the place is haunted - an diesem Ort spukt es) haunted. But Mr Otis answered, “I come from a modern country, where we have everything that money can buy. And if there were such a thing as a ghost in Europe, we would have it at home in one of our museums.”
A few weeks later, on a lovely July evening, Mr Otis, his wife and their children, Washington, Virginia and the (Zwillinge) twins, went down to their new home. When they entered the (Allee) avenue of Canterville Castle, the sky suddenly became dark and a (unheimlich) spooky stillness was in the air.
Mrs Umney, the (Haushälter/in) housekeeper, led them into the library of the castle, where they sat down and began to look around. Suddenly, Mrs Otis saw a red (Fleck) stain on the floor just by the (Kamin) fireplace and said to Mrs Umney, “I am afraid something has been (spill - verschütten, vergießen) spilt there.”
“Yes, madam,” said the old housekeeper in a low voice, “blood has been spilt on that (Stelle) spot.”

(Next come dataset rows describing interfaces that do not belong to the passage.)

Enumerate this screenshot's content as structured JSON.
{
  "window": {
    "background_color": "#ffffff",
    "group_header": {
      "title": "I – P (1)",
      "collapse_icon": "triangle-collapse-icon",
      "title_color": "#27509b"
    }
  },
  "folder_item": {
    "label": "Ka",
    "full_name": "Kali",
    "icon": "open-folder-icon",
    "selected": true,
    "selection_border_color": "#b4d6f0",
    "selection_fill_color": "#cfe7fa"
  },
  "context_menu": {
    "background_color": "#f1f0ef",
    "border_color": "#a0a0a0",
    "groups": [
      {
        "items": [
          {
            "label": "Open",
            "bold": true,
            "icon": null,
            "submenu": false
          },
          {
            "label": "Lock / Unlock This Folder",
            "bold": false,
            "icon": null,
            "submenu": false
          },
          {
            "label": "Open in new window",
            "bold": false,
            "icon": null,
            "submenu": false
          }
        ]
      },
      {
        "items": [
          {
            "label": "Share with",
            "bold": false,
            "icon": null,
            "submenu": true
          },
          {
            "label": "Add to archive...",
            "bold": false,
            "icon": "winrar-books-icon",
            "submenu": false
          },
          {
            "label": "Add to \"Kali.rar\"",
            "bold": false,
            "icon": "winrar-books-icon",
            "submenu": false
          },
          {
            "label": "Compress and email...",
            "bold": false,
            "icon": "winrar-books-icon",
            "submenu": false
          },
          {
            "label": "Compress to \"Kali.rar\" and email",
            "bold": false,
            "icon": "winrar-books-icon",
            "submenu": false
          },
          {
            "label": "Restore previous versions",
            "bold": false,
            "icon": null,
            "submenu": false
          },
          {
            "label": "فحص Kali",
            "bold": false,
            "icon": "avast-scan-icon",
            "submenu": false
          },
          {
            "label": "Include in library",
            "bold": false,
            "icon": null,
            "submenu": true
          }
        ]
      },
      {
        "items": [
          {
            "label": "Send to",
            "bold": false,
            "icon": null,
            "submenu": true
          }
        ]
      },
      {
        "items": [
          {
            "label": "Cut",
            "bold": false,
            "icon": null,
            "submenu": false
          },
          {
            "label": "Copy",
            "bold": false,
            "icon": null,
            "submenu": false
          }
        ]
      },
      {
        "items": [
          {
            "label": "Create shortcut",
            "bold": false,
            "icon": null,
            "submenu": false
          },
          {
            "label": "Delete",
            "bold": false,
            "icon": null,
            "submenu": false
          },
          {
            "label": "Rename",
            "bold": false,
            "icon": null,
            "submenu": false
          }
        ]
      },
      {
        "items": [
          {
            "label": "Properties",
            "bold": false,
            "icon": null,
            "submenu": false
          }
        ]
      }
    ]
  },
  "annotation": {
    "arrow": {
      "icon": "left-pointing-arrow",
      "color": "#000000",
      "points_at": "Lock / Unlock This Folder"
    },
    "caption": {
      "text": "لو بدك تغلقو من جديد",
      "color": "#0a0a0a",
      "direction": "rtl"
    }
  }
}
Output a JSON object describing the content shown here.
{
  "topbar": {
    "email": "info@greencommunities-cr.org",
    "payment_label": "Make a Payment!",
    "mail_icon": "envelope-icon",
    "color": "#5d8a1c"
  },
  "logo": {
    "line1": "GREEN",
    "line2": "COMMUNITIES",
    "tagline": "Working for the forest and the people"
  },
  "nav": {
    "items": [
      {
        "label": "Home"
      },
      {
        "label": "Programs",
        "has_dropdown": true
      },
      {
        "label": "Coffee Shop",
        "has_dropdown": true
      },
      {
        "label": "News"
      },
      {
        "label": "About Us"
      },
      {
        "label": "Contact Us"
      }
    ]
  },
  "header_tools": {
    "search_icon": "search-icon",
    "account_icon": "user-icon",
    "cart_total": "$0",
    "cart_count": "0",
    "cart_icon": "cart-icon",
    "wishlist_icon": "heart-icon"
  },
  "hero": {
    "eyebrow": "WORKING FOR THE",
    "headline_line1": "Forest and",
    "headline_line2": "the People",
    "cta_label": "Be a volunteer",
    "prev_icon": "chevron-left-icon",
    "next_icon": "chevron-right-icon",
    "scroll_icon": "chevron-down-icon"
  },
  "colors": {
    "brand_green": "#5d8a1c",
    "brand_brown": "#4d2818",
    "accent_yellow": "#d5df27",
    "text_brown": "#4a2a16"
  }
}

“How terrible,” said Mrs Otis; “I don't want any blood-stains in my sitting-room. It must be (remove - entfernen) removed at once.”
The old woman smiled and answered, “It is the blood of Lady Eleanore de Canterville, who was murdered on that spot by her husband, Sir Simon de Canterville, in 1575. Sir Simon disappeared seven years later. His body has never been found, but his ghost still haunts the Castle. The blood-stain is a tourist attraction now and it cannot be removed.”
“That is all (Unsinn, Blödsinn) nonsense,” said Washington, the eldest son of the Otis family, “ (Fleckentferner) stain remover will clean it up in no time,” and he took a bottle of stain remover out of his pocket and cleaned the spot. But as soon as the blood-stain had disappeared, a terrible flash of lightning lit up the room and a fearful (Donnerschlag) peal of thunder made the whole building shake.